  • The second phase of our trip involved a lot of personal development and leadership training – where we found ourselves trekking approximately 3,500 feet above sea-level in the mountains to get to the clinic/schools/shelter where we would be staying for a few days. The 38°C heat, high humidity in dry/open space proved to be a challenge for most in the group…but we did it! Thank goodness for dry-fit shirts and lots of water that we carried (our MEC donations were very helpful during this phase). The experience of visiting the mountain villages and people proved to be one of the favourite places in Haiti – the generosity, kindness, sharing they showed to us was overwhelming. We shared a wonderful May 1st celebration with the teachers/parents/students at Gilbert that will forever be in our memories.

  • The last phase of our trip involved driving to Port au Prince to spend a day at the Kenscoff NPH orphanage. High in the mountains outside of PaP is this village of 260 children that live full-time on a highly secured compound guarded 24/7. Entrance is by invite only. No photos are allowed. No adoptions are allowed. These children have been abandoned and/or orphaned either from birth or somewhere in their early lives. This facility is a self-contained village – a school, a clinic, residences, a mess hall, gym/play yard, garden, and cemetery. Our group pre-arranged with the NPH admin team to have a one-day outdoors children’s play day – with three concurrent activities: music (vocals & rhythm), soccer tournament and arts/crafts. Again thanks to donations from our supporters in London, we were able to hold an amazing 8-team soccer tournament for 40 children (donated award medals w/Canada pins attached, donated soccer balls & whistles) an astounding ½ time musical show from two-dozen children of all ages (playing donated rhythm instruments of all kinds that we brought with us) and three dozen-children chose to be involved with an open-air arts/crafts workshop of making their own hand-painted scarves, dream-catchers and knitted scarves w/ribbons (all purchased from the donations of our supporters!) What a day – not a dry eye in the bunch when we left this place. Just amazing!

That was our trip. You helped make this happen. We are all forever grateful for your help. Thank you for making a difference in our lives and those we touched this past week.
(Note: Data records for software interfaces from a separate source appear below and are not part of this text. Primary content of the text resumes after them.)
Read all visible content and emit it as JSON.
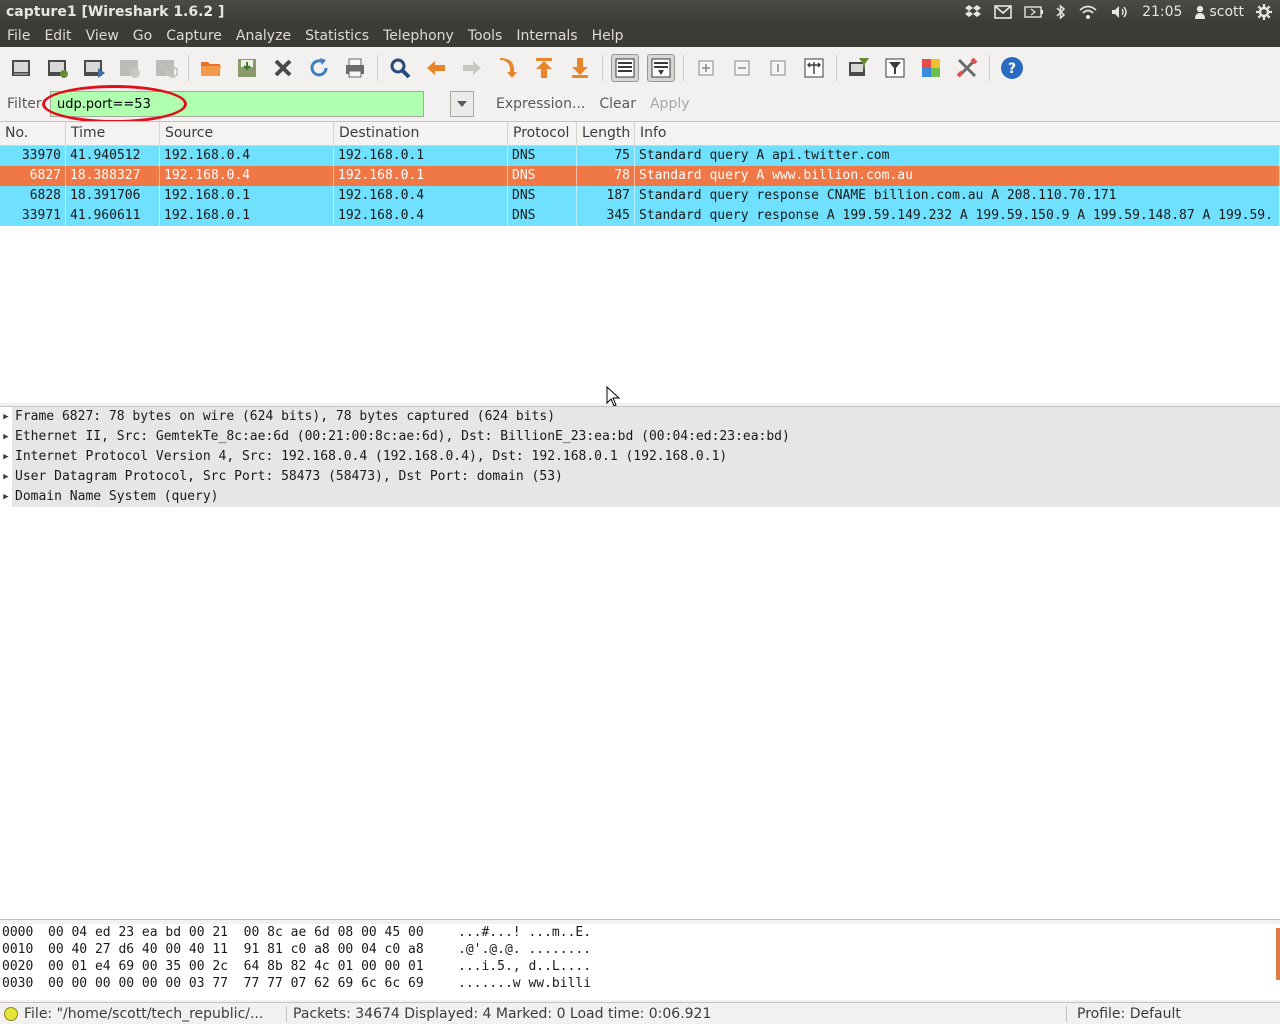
{
  "window": {
    "title": "capture1   [Wireshark 1.6.2 ]",
    "clock": "21:05",
    "user": "scott"
  },
  "menu": [
    "File",
    "Edit",
    "View",
    "Go",
    "Capture",
    "Analyze",
    "Statistics",
    "Telephony",
    "Tools",
    "Internals",
    "Help"
  ],
  "filter": {
    "label": "Filter:",
    "value": "udp.port==53",
    "expression": "Expression...",
    "clear": "Clear",
    "apply": "Apply"
  },
  "columns": [
    "No.",
    "Time",
    "Source",
    "Destination",
    "Protocol",
    "Length",
    "Info"
  ],
  "colors": {
    "dns_row": "#70e0ff",
    "selected_row": "#f07746",
    "filter_ok": "#afffaf",
    "annotation": "#e0101a"
  },
  "packets": [
    {
      "no": "33970",
      "time": "41.940512",
      "src": "192.168.0.4",
      "dst": "192.168.0.1",
      "proto": "DNS",
      "len": "75",
      "info": "Standard query A api.twitter.com",
      "selected": false
    },
    {
      "no": "6827",
      "time": "18.388327",
      "src": "192.168.0.4",
      "dst": "192.168.0.1",
      "proto": "DNS",
      "len": "78",
      "info": "Standard query A www.billion.com.au",
      "selected": true
    },
    {
      "no": "6828",
      "time": "18.391706",
      "src": "192.168.0.1",
      "dst": "192.168.0.4",
      "proto": "DNS",
      "len": "187",
      "info": "Standard query response CNAME billion.com.au A 208.110.70.171",
      "selected": false
    },
    {
      "no": "33971",
      "time": "41.960611",
      "src": "192.168.0.1",
      "dst": "192.168.0.4",
      "proto": "DNS",
      "len": "345",
      "info": "Standard query response A 199.59.149.232 A 199.59.150.9 A 199.59.148.87 A 199.59.",
      "selected": false
    }
  ],
  "details": [
    "Frame 6827: 78 bytes on wire (624 bits), 78 bytes captured (624 bits)",
    "Ethernet II, Src: GemtekTe_8c:ae:6d (00:21:00:8c:ae:6d), Dst: BillionE_23:ea:bd (00:04:ed:23:ea:bd)",
    "Internet Protocol Version 4, Src: 192.168.0.4 (192.168.0.4), Dst: 192.168.0.1 (192.168.0.1)",
    "User Datagram Protocol, Src Port: 58473 (58473), Dst Port: domain (53)",
    "Domain Name System (query)"
  ],
  "hex": [
    {
      "offset": "0000",
      "bytes": "00 04 ed 23 ea bd 00 21  00 8c ae 6d 08 00 45 00",
      "ascii": "...#...! ...m..E."
    },
    {
      "offset": "0010",
      "bytes": "00 40 27 d6 40 00 40 11  91 81 c0 a8 00 04 c0 a8",
      "ascii": ".@'.@.@. ........"
    },
    {
      "offset": "0020",
      "bytes": "00 01 e4 69 00 35 00 2c  64 8b 82 4c 01 00 00 01",
      "ascii": "...i.5., d..L...."
    },
    {
      "offset": "0030",
      "bytes": "00 00 00 00 00 00 03 77  77 77 07 62 69 6c 6c 69",
      "ascii": ".......w ww.billi"
    }
  ],
  "status": {
    "file": "File: \"/home/scott/tech_republic/...",
    "packets": "Packets: 34674 Displayed: 4 Marked: 0 Load time: 0:06.921",
    "profile": "Profile: Default"
  }
}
Kind Regards, The HAT’15 Group of Students Professor Teresa Park, Professor Dawn Rovers, and Professor Victoria Digby

July 22, 2015